LITTLE ROCK, Ark. — In the years since the 1995 bombing of the Oklahoma City federal building shone a spotlight on the deep-rooted coils of anti-government activism in middle America, the stories have become many: standoffs in Montana, bombings in Washington state, bank robberies in the Midwest.
Few of the stories of the underground war with the ultra-right have been as calamitous as that of the Kehoe brothers, two home-schooled boys from rural Washington who talked of building a white homeland in the Pacific Northwest and, authorities say, wound up on a nationwide rampage of murder, theft, bombings and police gunfights.
Their drama, unfolding in one of the government's most important anti-government racketeering trials in recent years, culminated last week on two sides of a federal courtroom here. Chevie Kehoe, 26, stood accused of leading a murderous campaign to create his dream of an Aryan Peoples Republic. Cheyne Kehoe, the 22-year-old brother who followed him on a 14-state odyssey of gun shows and shootouts before turning his brother in, gave testimony that could send him to his execution.
This, Cheyne Kehoe's lawyer told a state court jury in an earlier trial, "is truly a modern-day tragic story of Cain and Abel."
It is also one of the government's highest-profile attempts to bring the weight of federal anti-racketeering statutes against increasingly vocal movements advocating the causes of white separatism and anti-government militancy.
Chevie Kehoe, accused of involvement in five murders, two robberies, a kidnapping, a city hall bombing and two shootouts with police, is tied to more acts of domestic terrorism than any other right-wing extremist in the United States in the last decade, according to the Southern Poverty Law Center, which monitors the ultra-right.
The case has drawn national attention, in part, because of the Kehoe family's connection to the Aryan Nations in Idaho and the Elohim City compound in Muldrow, Okla., where the Kehoes are said to have made contact with members of the Aryan Republican Army, responsible for a string of recent bank robberies.

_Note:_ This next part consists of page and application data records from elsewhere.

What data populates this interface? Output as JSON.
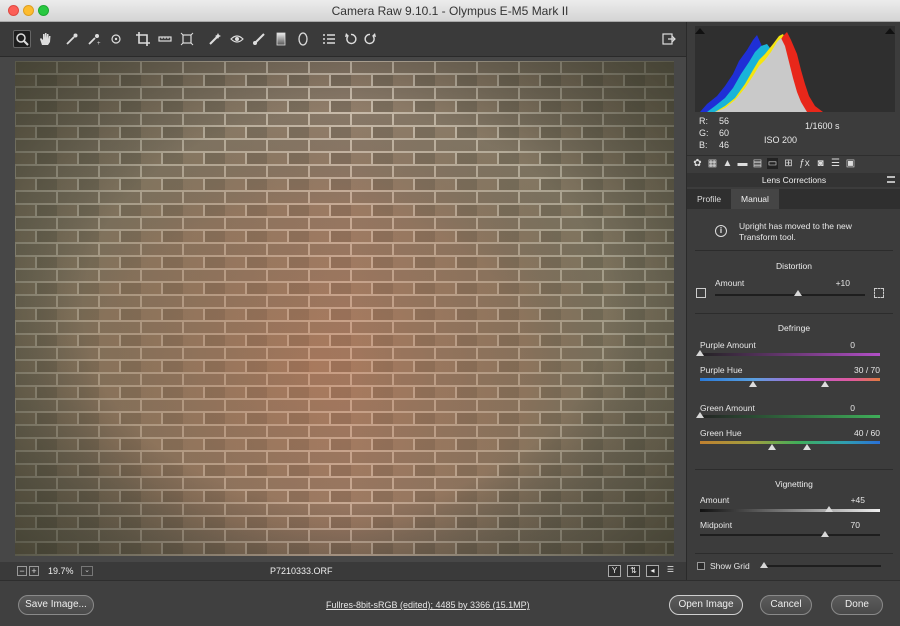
{
  "window": {
    "title": "Camera Raw 9.10.1  -  Olympus E-M5 Mark II"
  },
  "toolbar": {
    "tools": [
      "zoom-icon",
      "hand-icon",
      "white-balance-icon",
      "color-sampler-icon",
      "target-adjustment-icon",
      "crop-icon",
      "straighten-icon",
      "transform-icon",
      "spot-removal-icon",
      "red-eye-icon",
      "adjustment-brush-icon",
      "graduated-filter-icon",
      "radial-filter-icon",
      "presets-list-icon",
      "rotate-left-icon",
      "rotate-right-icon"
    ],
    "fullscreen_icon": "fullscreen-icon"
  },
  "readout": {
    "r_label": "R:",
    "r_value": "56",
    "g_label": "G:",
    "g_value": "60",
    "b_label": "B:",
    "b_value": "46",
    "shutter": "1/1600 s",
    "iso": "ISO 200"
  },
  "panel": {
    "title": "Lens Corrections",
    "tabs": {
      "profile": "Profile",
      "manual": "Manual"
    },
    "notice": "Upright has moved to the new\nTransform tool.",
    "distortion": {
      "title": "Distortion",
      "amount_label": "Amount",
      "amount_value": "+10",
      "amount_pos": 0.55
    },
    "defringe": {
      "title": "Defringe",
      "purple_amount_label": "Purple Amount",
      "purple_amount_value": "0",
      "purple_hue_label": "Purple Hue",
      "purple_hue_value": "30 / 70",
      "green_amount_label": "Green Amount",
      "green_amount_value": "0",
      "green_hue_label": "Green Hue",
      "green_hue_value": "40 / 60"
    },
    "vignetting": {
      "title": "Vignetting",
      "amount_label": "Amount",
      "amount_value": "+45",
      "midpoint_label": "Midpoint",
      "midpoint_value": "70"
    },
    "show_grid_label": "Show Grid"
  },
  "status": {
    "zoom": "19.7%",
    "filename": "P7210333.ORF"
  },
  "bottom": {
    "save": "Save Image...",
    "workflow": "Fullres-8bit-sRGB (edited); 4485 by 3366 (15.1MP)",
    "open": "Open Image",
    "cancel": "Cancel",
    "done": "Done"
  },
  "colors": {
    "accent_purple": "#b24fc7",
    "accent_green": "#3fae5a",
    "hist_red": "#e8271a",
    "hist_yellow": "#f5e510",
    "hist_blue": "#1f2fd6"
  }
}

Kehoe's father, Kirby, who pleaded guilty to racketeering charges before trial, supplied at least one of the guns used in the ARA robberies, federal sources said.
Defense lawyers, who will commence their case this week, appear poised to throw much of the blame on Cheyne Kehoe, who they suggested could be pointing blame at his brother to remove suspicion from himself. Moreover, they have scoffed at government attempts to paint the Kehoe family--a network of drifters who wandered the West in motor homes, buying and selling guns, fixing cars, building barns and shoveling snow--as serious threats.
Indeed, by the time it had rested its case last week before a jury of nine blacks and three whites, the government had sketched the Kehoes more as white-trash thugs than Aryan warriors. The Aryan Peoples Republic appeared as a few crude insignias on written communiques and a bomb that exploded harmlessly in the night.
"If these boys are charged with trying to overthrow the government," defense lawyer Cathleen Compton told the court, "we're all safe."
Mother Tells Jury a Chilling Story
Surely the number of mothers who have offered damning testimony against their sons in capital cases must be few. Yet Gloria Kehoe sat on a witness stand last week and told jurors a chilling story about the son, the eldest of eight, with whom she had always been closest.
Breaking down in tears and occasionally locking eyes with Kehoe and declaring, "I love you, Chevie," Gloria Kehoe related the details of the most serious offense with which Kehoe and co-defendant Daniel Lee are charged: barging into the home of Arkansas gun dealer Bill Mueller, handcuffing him, his wife and her 8-year-old daughter, shocking them with a stun gun, taping plastic bags over their heads and throwing their bodies in a nearby bayou.
Chevie, she said, had calmly related the details of the murders to her when she wanted to know how he acquired the $37,000 worth of guns and ammunition stolen from the Muellers, longtime family friends of the Kehoes.
"It's got to be told, Chevie," she asserted. "There's wrong, and there's right. I can't live with it anymore. It's hell."
Cheyne told a similar story. The younger brother is facing a 24-year sentence in Ohio for a shootout with police--sparked when Chevie feared state troopers who pulled them over knew about the Mueller murders--but was not involved in any of the killings in which he implicated his brother, authorities say.
Cheyne told jurors his brother admitted to him not only his role in the Mueller killings, but also his involvement in the murders in Washington and Idaho of two former associates, Jeremy Scott, 23, and Jon Cox, 25. The five deaths form the center of the government's seven-count racketeering, conspiracy and murder indictment.
Plan for Aryan Peoples Republic